For as long as I can remember, since my earliest introductions to Dada, I’ve loved the work of Kurt Schwitters and the show at Tate is really wonderful. Seeing the textural quality of his many collages, his Merz pictures, up close and not reproduced in slick textbooks, which was how I first met them, was quite moving actually. To pick out snippets of discarded newspapers and bus tickets and magazine advertisements and have these mark them so explicitly of their moment of creation was incredible. Their texture gave them a physicality, made Schwitters hand in their creation feel almost tangible even 70 years later. I think what struck me most, before you got to the vitrines with letters sent from the Isle of Man as a prisoner of war, was the thought of these many works being made against the rising, real threat of Nazism. Schwitters’ work was shown at the infamous 1937 Degenerate Art exhibition in Munich, the same year he fled to Oslo.
|Kurt Schwitters, Untitled (Relief within Relief), 1942-5|
The politics and hideous reality of this time is only ever implied in his work, if even that, and yet it is unavoidably imbued with the gravity of its context. The end of the exhibition features installations by two contemporary artists, responding to the German artist’s influence and his famous Merzbau (his multi-room installations or environments). These works were commissioned by Tate and Cumbria-based Griezedale Arts (Schwitters lived out the last years of his life in the Lakes District) and were a clunky, tokenistic, disruptive end to the show. Which was a shame really but thankfully it didn’t diminish the overall poignancy and visual strength of the rest of the exhibition.
|Kurt Schwitters, Untitled (Quality Street), 1943|

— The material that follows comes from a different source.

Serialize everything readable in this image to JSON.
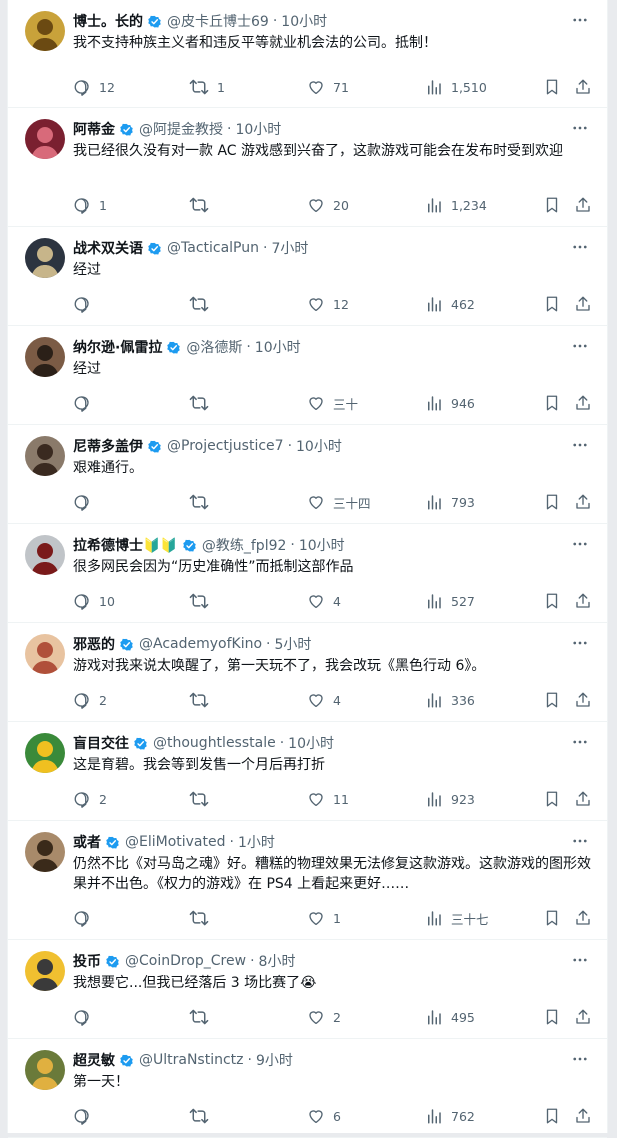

It was a good weekend, one that mitigated the First Thursday fumble. And really, just proved my roundabout point, that occasionally it’s worth making the effort. And failing that point, my other one, that cocktails are a feasible alternative to anything.